Available Patch Sets and Patch Set Updates for Oracle Hyperion Shared ServicesDocument 1481942.1
Available Patch Sets and Patch Set Updates for Oracle Hyperion Financial ManagementDocument 1321453.1
Available Patch Sets and Patch Set Updates for Oracle Hyperion Reporting and Analysis, Financial Reporting and Interactive ReportingDocument 1360962.1
Available Patch Sets and Patch Set Updates for Oracle Hyperion PlanningDocument 1395593.1
Available Patch Sets and Patch Set Updates for Oracle Hyperion EssbaseDocument 1396084.1
Available Patch Sets and Patch Set Updates for Enterprise Performance Management Architect and Calculation ManagerDocument 1400076.1
Available Patch Sets and Patch Set Updates for Hyperion Financial Data Quality Management and FDM ERPI IntegratorDocument 1400561.1

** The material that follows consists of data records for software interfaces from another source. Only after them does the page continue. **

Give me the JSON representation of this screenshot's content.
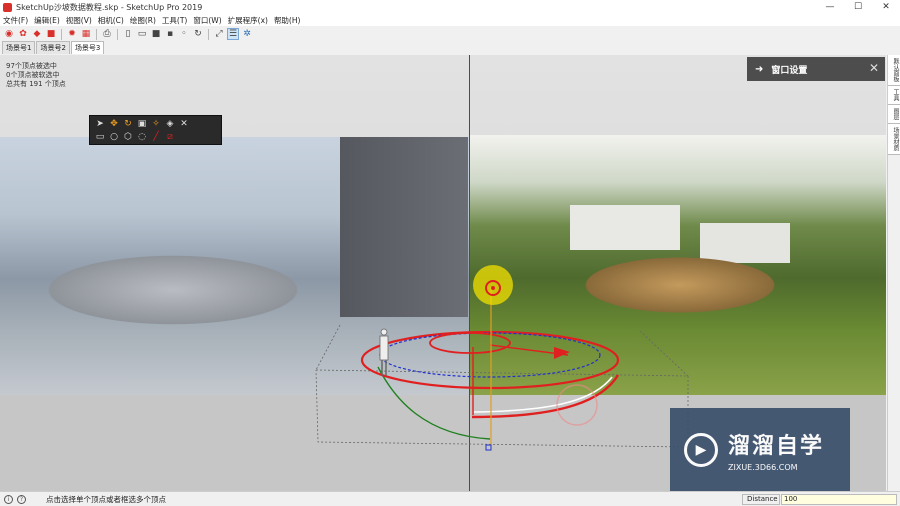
{
  "window": {
    "title": "SketchUp沙坡数据教程.skp - SketchUp Pro 2019",
    "minimize_glyph": "—",
    "maximize_glyph": "☐",
    "close_glyph": "✕"
  },
  "menu": [
    "文件(F)",
    "编辑(E)",
    "视图(V)",
    "相机(C)",
    "绘图(R)",
    "工具(T)",
    "窗口(W)",
    "扩展程序(x)",
    "帮助(H)"
  ],
  "scenes": [
    "场景号1",
    "场景号2",
    "场景号3"
  ],
  "viewport_info": {
    "line1": "97个顶点被选中",
    "line2": "0个顶点被软选中",
    "line3": "总共有 191 个顶点"
  },
  "panel": {
    "arrow": "➜",
    "title": "窗口设置",
    "close": "✕"
  },
  "right_tray": [
    "默认面板",
    "工具",
    "图层",
    "场景材质"
  ],
  "watermark": {
    "title": "溜溜自学",
    "subtitle": "ZIXUE.3D66.COM"
  },
  "status": {
    "hint": "点击选择单个顶点或者框选多个顶点",
    "measure_label": "Distance",
    "measure_value": "100"
  },
  "colors": {
    "viewport_axis": "#3a4a8a",
    "spline_red": "#e02020",
    "spline_blue": "#2030d0",
    "axis_green": "#208020",
    "highlight_yellow": "#f2e000"
  }
}
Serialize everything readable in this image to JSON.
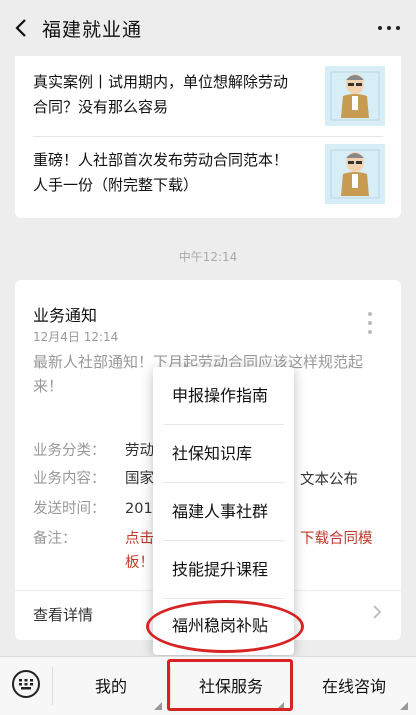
{
  "header": {
    "title": "福建就业通"
  },
  "articles": [
    {
      "line1": "真实案例丨试用期内，单位想解除劳动",
      "line2": "合同？没有那么容易"
    },
    {
      "line1": "重磅！人社部首次发布劳动合同范本！",
      "line2": "人手一份（附完整下载）"
    }
  ],
  "timestamp": "中午12:14",
  "notice": {
    "title": "业务通知",
    "date": "12月4日  12:14",
    "desc_line1": "最新人社部通知！下月起劳动合同应该这样规范起",
    "desc_line2": "来！",
    "rows": [
      {
        "key": "业务分类：",
        "value": "劳动"
      },
      {
        "key": "业务内容：",
        "value": "国家"
      },
      {
        "key": "发送时间：",
        "value": "201"
      },
      {
        "key": "备注：",
        "value": "点击"
      }
    ],
    "content_tail": "文本公布",
    "remark_tail1": "下载合同模",
    "remark_line2": "板！",
    "detail_label": "查看详情"
  },
  "popup_menu": {
    "items": [
      "申报操作指南",
      "社保知识库",
      "福建人事社群",
      "技能提升课程",
      "福州稳岗补贴"
    ]
  },
  "bottom_bar": {
    "tabs": [
      "我的",
      "社保服务",
      "在线咨询"
    ]
  },
  "colors": {
    "highlight": "#d62424",
    "remark": "#c0392b"
  }
}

Did you know there was a Hyperion Patch Reviews Community?  Nope, neither did I.  But now we both do.

May this bring an end to these questions on OTN

I am not totally sure why OTN (and to a lesser extent, Network54) has become the home of infrastructure-related questions when there are so many good resources in Oracle Support.  The two Johns (John Goodwin and John Booth) seem to answer most of these but I have to wonder if the original posters even bothered to look on Support.  Remember, if your company has an EPM product (actually, any Oracle product) you at least have read access to Support.  The answers Support come up with are the official word (this stuff gets vetted through a process ever so slightly more rigorous than OTN or Network54 or this blog) and ought to be at the very least your starting point for all things infrastructure.  With this patch advisor, I hope to never see (and never post myself) another patch question on OTN.

Be seeing you.